“Drip Drop” is kind of funny, lyrically. It has a dirtier plug. It’s not the kind of song I’d want to be like, “Hey mom, check this out!” But she still loves it. She was so funny. When they released the Season One soundtrack, my mom went out and bought the hard copy and brought the cover pamphlet around with her in her purse. She’d carry it everywhere and show it to people because I was listed as an album producer. It was so embarrassing. I was like, “Mom, you have to stop.”
Social media loves to hate. I mean, this was definitely the biggest thing I had ever worked on. I was hyped when it debuted at number one, and it was crazy to see the play counts on YouTube. The comments were critical, but more so because people were so invested in the show. They’d reference the characters, not the actors, like, “Jamal always sounds better thank Hakeem!”
I’ve been doing music my whole life. I learned to play the guitar at six, took piano lessons in middle school. I got into making beats when I was 16. I’m 28 now. I didn’t go to school for music, but it was always in my life. When I was a kid, it was an obsessive hobby more than anything else. My sophomore year in college, I got an email from an MTV music supervisor. I had a couple of acoustic tracks of me singing and playing guitar online and they wanted to license the tracks for a show. I don’t know if they ever used them, but it was enough to be considered. I thought, “If they think I’m good, maybe someone else will think I’m good, too.”
I’m not working on Empire anymore. I’m still in touch with Jim a bit, but I’m doing my own stuff now. All good things between us. I think he’s super-talented. I know he’s going to keep doing other cool things. I hope I will, too. I’ve worked on music for other people for so many years. I’m fortunate that it’s been successful.
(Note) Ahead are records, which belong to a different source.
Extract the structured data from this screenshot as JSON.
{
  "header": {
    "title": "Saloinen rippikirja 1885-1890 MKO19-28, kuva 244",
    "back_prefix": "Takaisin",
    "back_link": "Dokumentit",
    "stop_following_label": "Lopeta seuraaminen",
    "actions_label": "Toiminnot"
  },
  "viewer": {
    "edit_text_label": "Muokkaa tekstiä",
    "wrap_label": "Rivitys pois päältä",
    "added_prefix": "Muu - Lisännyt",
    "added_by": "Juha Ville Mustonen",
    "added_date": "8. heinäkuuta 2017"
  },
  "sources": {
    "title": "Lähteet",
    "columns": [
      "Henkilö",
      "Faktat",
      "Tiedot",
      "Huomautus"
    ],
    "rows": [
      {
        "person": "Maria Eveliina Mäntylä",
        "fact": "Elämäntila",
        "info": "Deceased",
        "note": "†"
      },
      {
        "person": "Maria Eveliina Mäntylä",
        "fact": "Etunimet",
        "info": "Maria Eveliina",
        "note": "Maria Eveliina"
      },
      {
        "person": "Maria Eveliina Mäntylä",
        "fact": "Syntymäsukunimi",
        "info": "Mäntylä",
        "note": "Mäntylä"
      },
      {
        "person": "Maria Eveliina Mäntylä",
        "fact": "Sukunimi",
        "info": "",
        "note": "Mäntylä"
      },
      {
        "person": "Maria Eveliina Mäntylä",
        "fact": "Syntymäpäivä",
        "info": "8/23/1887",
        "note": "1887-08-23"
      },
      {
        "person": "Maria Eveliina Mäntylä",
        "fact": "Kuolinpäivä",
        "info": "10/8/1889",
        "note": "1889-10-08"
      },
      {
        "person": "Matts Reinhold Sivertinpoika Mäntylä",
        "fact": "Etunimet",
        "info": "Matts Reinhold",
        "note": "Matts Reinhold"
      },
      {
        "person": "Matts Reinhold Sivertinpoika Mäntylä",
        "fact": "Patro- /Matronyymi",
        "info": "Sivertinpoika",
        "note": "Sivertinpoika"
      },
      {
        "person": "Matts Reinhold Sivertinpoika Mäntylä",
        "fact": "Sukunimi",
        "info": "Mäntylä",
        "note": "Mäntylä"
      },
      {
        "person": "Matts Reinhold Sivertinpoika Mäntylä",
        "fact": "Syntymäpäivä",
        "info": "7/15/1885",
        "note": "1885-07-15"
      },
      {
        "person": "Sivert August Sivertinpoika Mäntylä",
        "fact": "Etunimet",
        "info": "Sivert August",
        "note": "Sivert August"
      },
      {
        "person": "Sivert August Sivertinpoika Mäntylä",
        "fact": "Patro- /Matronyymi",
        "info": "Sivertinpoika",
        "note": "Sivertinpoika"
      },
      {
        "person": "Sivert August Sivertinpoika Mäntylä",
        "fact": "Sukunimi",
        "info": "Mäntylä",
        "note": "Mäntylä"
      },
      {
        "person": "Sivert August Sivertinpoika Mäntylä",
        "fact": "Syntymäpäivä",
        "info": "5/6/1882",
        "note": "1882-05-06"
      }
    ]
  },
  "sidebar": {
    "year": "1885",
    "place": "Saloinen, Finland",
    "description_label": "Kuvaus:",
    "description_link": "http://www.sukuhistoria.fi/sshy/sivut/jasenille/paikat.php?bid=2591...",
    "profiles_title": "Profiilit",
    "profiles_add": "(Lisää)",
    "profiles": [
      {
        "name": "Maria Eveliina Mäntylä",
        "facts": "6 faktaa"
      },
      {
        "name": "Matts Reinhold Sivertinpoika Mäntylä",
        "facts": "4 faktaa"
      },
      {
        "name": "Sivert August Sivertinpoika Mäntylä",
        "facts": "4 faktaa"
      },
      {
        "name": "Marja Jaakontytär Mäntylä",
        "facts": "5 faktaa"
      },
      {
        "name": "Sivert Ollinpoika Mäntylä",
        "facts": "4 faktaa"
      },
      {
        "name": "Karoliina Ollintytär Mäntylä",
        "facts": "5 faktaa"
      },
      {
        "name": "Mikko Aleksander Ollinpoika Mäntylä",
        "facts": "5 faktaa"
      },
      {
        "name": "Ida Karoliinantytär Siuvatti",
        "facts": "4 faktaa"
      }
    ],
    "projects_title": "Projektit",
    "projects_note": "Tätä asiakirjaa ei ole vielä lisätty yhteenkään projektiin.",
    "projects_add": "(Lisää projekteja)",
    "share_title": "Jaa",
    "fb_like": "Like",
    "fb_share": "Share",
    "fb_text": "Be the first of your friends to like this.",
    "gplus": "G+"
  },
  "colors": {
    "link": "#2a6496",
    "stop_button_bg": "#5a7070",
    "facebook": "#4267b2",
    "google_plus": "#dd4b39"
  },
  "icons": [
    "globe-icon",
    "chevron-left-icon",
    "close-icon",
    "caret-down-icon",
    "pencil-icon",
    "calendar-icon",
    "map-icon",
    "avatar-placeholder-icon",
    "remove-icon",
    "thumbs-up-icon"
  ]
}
At the same time, the reason I got into it all of this is because I wanted to try out some stuff for myself, so I want to explore that and see where that road goes.